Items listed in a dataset

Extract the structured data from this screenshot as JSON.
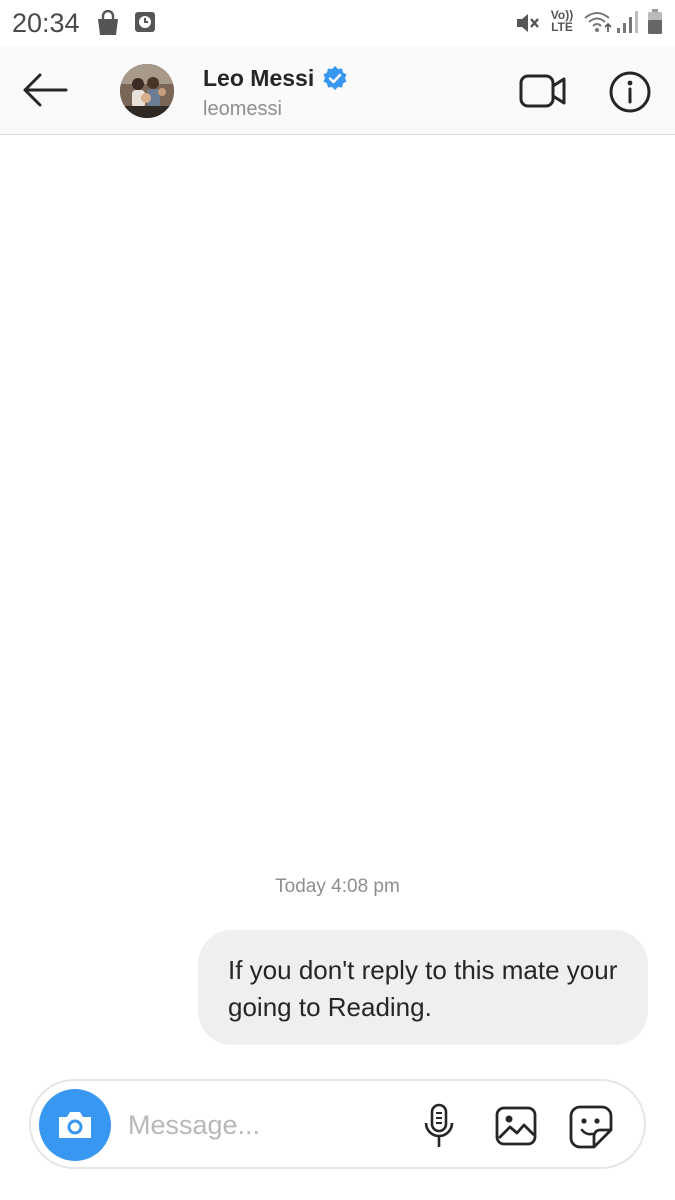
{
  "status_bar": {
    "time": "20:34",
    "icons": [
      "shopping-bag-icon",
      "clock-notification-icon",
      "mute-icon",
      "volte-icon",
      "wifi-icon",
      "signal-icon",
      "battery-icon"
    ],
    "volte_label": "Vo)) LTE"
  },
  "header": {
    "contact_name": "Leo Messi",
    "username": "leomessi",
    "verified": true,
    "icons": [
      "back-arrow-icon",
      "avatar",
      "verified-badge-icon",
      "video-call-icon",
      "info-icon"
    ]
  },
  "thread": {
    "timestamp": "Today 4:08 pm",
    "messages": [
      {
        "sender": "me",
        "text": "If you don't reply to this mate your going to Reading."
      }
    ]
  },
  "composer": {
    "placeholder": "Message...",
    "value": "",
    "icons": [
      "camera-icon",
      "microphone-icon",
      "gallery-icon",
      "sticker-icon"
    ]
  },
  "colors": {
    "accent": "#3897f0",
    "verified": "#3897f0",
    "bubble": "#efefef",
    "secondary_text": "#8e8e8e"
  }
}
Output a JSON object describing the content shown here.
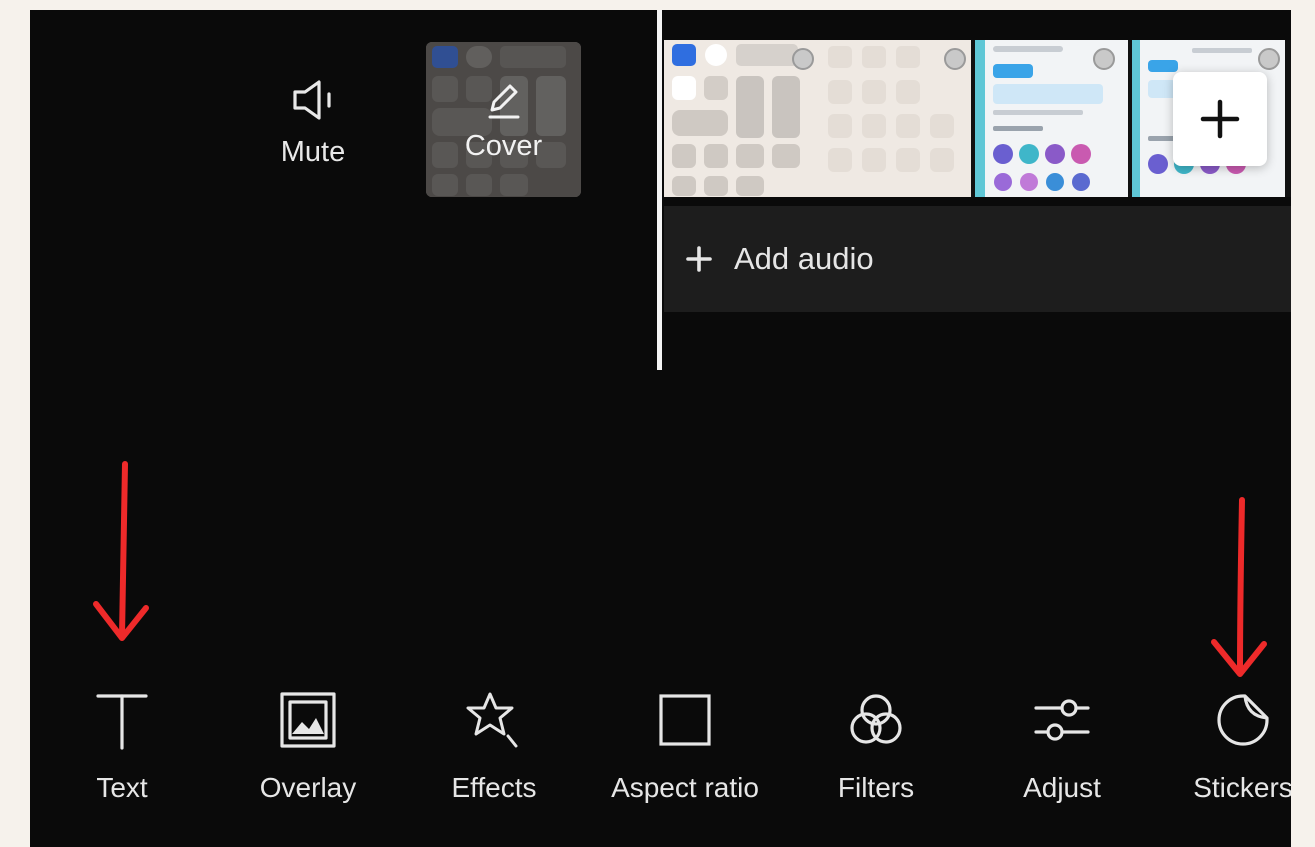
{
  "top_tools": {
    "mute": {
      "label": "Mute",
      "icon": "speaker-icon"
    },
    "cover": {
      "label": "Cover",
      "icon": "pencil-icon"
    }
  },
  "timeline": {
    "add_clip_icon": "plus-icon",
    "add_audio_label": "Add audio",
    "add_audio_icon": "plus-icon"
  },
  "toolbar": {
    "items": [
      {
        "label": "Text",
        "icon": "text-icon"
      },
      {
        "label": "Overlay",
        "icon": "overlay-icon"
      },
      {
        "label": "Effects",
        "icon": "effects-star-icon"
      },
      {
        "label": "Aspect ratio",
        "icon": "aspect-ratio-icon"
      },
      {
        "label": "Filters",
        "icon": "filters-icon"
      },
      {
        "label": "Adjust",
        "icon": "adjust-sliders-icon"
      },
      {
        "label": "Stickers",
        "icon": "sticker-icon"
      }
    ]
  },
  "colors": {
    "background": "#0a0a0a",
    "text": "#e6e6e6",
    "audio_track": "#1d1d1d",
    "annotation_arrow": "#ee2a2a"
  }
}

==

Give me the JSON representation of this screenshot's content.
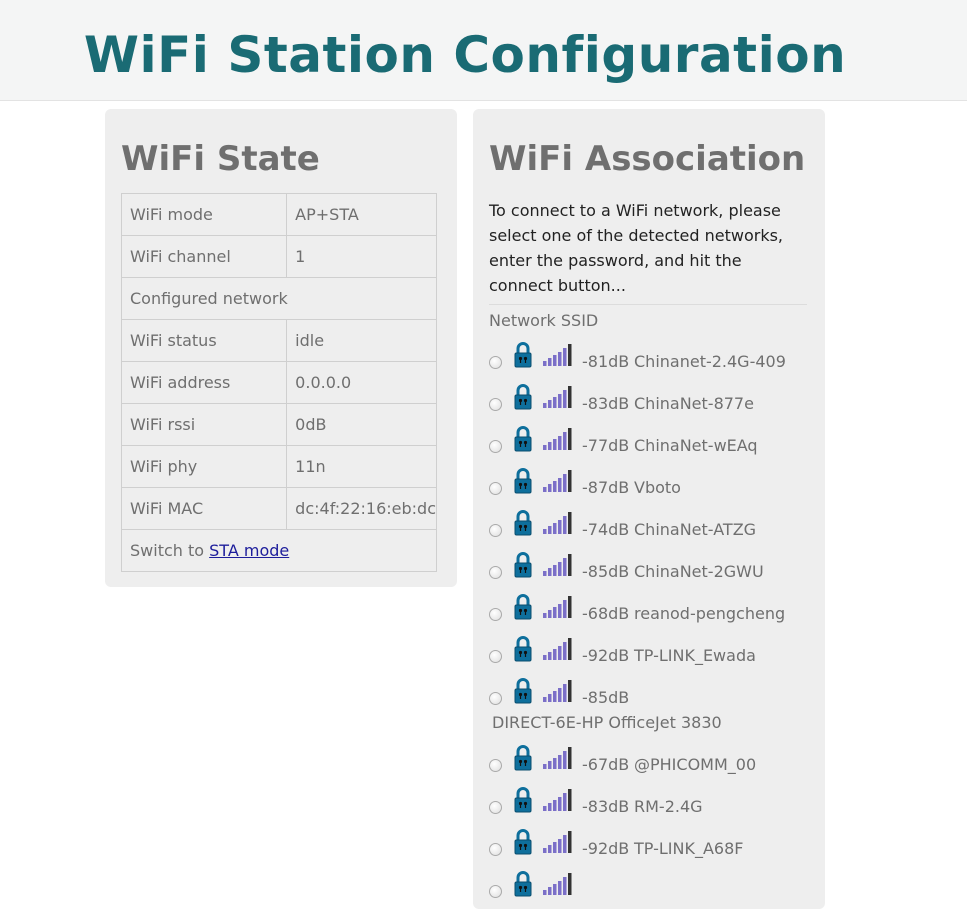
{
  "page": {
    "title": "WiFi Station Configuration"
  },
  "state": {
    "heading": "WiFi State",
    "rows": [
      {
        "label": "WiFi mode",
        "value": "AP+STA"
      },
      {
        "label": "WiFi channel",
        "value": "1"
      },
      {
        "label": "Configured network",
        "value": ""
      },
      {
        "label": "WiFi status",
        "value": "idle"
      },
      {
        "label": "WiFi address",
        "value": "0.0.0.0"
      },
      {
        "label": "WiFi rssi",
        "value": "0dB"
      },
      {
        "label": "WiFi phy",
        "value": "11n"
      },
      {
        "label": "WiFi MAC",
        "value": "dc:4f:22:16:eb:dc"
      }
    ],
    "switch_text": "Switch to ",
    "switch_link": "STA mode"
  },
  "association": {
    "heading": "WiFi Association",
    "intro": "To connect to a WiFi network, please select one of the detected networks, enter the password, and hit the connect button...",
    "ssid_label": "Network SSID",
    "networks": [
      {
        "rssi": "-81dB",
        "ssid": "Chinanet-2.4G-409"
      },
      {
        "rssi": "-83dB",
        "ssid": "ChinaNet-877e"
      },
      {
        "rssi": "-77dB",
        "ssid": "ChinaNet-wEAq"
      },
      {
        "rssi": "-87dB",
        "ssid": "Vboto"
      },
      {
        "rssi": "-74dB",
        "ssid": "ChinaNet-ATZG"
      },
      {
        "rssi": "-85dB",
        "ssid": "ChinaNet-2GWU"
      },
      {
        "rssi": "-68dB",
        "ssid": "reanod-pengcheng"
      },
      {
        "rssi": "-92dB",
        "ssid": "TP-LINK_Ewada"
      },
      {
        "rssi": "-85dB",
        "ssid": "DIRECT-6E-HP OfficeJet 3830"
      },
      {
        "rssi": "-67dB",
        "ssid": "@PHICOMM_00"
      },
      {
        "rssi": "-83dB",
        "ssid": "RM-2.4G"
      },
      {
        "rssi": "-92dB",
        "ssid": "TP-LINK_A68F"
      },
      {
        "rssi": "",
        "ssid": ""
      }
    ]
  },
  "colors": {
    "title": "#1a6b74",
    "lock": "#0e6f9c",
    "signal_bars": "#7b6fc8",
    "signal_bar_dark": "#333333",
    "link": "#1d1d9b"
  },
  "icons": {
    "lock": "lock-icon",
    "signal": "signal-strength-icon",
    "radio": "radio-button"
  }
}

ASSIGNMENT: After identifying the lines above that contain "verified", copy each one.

EXPECTED ANSWER:
    "verified": true,
      "verified-badge-icon",
    "verified": "#3897f0",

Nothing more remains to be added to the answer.